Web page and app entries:
********

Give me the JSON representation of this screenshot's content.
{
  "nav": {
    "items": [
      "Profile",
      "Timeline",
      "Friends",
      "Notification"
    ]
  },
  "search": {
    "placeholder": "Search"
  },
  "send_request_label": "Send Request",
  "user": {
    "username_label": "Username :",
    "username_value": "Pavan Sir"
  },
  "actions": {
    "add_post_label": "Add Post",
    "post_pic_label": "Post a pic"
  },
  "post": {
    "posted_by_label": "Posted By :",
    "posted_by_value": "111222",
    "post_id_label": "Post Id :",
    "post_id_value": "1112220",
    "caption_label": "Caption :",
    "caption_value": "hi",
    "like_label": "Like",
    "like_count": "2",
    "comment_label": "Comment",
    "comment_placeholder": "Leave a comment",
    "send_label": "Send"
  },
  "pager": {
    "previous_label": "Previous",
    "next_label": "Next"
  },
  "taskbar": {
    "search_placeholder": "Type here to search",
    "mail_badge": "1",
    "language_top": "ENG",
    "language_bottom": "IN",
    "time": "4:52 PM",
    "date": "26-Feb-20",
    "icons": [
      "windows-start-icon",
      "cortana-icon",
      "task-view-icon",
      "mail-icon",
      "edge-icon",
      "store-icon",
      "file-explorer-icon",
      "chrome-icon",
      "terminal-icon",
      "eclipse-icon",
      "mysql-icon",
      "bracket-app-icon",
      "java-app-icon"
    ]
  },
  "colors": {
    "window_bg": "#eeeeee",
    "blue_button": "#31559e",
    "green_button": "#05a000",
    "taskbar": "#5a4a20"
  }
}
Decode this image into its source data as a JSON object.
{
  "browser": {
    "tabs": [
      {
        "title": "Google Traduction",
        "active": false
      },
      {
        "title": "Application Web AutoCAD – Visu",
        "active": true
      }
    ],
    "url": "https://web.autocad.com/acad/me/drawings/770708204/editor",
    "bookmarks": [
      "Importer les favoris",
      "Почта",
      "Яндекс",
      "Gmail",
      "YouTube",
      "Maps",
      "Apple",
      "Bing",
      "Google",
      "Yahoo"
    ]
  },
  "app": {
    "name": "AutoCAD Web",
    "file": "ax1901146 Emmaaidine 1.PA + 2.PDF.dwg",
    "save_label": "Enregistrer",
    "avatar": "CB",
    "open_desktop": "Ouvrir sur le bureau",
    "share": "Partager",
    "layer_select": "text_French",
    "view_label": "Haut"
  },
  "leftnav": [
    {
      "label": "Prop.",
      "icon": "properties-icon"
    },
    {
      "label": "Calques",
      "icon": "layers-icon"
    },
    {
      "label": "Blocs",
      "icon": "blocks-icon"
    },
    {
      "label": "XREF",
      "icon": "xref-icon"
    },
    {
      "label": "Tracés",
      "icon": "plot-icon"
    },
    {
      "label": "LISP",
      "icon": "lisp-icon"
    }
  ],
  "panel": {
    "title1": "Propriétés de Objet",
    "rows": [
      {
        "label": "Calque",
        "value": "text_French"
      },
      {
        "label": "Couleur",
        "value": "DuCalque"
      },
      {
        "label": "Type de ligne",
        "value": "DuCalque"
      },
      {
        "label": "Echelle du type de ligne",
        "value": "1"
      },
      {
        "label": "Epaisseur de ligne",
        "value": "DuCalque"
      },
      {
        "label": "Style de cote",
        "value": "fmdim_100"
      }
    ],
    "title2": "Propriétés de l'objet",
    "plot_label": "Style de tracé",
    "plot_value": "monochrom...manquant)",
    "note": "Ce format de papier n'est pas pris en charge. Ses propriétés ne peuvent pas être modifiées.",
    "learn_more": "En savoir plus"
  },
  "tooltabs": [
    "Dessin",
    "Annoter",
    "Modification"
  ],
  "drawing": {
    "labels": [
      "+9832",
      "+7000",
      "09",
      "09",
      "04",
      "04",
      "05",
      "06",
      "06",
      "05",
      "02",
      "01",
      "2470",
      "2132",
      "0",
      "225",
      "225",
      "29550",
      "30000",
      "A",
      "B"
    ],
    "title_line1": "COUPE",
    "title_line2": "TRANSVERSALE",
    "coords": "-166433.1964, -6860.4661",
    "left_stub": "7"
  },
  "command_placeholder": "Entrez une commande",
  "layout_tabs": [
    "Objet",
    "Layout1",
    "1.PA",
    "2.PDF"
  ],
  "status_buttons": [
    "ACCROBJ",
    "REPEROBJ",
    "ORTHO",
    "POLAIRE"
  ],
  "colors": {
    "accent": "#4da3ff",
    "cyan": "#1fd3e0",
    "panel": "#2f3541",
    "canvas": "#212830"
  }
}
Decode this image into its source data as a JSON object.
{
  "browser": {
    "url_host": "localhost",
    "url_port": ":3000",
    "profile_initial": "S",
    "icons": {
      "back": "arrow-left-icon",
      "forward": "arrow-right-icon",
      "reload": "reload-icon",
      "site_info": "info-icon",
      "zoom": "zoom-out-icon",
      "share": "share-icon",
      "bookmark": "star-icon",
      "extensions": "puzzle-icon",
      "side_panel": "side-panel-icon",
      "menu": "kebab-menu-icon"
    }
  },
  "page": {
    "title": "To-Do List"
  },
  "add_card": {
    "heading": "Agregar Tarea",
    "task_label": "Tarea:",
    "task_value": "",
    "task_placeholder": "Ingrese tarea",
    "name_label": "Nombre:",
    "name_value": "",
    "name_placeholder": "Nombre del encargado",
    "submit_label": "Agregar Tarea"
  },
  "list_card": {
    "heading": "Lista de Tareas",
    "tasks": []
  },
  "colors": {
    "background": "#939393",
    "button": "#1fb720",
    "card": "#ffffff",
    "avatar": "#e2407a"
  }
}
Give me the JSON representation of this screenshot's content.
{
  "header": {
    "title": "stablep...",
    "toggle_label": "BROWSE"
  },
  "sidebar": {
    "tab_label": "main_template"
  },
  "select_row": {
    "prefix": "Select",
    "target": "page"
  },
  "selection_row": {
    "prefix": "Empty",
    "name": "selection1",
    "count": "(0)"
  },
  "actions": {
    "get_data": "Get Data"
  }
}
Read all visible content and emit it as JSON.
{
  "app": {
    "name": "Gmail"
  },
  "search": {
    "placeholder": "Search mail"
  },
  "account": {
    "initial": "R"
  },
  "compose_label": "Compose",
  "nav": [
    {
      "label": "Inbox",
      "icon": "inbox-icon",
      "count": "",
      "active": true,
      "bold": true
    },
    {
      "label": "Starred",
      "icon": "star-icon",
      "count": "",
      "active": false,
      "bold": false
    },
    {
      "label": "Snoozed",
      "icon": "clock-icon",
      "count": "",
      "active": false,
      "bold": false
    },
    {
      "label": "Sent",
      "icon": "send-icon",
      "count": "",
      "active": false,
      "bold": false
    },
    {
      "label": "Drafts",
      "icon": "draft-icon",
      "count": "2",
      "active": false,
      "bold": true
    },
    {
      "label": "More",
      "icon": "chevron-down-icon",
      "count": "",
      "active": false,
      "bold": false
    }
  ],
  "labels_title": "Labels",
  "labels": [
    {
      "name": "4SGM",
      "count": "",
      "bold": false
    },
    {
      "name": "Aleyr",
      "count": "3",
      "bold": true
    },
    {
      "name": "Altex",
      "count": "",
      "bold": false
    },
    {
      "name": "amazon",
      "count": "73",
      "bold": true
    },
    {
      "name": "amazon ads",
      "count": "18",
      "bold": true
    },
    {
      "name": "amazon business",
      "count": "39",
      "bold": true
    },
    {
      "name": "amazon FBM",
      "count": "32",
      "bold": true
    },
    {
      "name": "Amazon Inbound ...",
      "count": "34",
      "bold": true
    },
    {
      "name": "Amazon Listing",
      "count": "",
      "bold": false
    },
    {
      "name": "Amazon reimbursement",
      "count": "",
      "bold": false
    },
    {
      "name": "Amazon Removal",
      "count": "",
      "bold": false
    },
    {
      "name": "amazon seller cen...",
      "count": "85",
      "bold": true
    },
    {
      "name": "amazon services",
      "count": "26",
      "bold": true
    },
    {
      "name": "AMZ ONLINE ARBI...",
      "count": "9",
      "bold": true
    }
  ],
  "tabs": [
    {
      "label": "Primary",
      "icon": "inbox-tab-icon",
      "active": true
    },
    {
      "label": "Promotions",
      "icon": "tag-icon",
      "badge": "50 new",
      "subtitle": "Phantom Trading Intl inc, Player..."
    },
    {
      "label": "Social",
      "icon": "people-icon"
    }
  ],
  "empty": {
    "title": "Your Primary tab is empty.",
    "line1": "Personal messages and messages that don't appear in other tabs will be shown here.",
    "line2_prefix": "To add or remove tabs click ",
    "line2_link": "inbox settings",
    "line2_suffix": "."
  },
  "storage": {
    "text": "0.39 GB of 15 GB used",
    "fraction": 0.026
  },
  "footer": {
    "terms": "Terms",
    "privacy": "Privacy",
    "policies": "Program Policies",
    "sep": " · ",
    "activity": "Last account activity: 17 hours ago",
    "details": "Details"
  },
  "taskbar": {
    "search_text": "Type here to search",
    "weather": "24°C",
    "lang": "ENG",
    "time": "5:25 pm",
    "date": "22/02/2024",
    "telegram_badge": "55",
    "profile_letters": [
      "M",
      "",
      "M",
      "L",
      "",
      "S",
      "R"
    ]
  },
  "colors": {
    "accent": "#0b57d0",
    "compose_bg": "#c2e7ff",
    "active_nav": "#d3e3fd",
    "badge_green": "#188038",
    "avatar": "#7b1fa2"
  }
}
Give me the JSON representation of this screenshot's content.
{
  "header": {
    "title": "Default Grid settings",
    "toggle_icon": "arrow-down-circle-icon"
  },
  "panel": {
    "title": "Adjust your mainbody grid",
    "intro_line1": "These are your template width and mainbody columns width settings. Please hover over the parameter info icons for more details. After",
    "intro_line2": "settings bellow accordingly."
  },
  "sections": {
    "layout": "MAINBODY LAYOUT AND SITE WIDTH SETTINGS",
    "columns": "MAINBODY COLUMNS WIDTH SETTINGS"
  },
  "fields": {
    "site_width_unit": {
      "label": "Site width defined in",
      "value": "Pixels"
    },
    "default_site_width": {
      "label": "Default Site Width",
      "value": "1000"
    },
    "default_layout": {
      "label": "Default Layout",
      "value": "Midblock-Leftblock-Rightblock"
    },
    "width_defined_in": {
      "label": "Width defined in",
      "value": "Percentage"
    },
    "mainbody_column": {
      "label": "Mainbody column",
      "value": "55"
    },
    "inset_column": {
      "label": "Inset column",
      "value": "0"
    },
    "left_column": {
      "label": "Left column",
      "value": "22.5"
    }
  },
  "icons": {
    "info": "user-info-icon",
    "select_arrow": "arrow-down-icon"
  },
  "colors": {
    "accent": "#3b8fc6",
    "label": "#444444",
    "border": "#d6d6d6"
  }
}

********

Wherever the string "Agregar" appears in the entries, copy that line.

Response below:
    "heading": "Agregar Tarea",
    "submit_label": "Agregar Tarea"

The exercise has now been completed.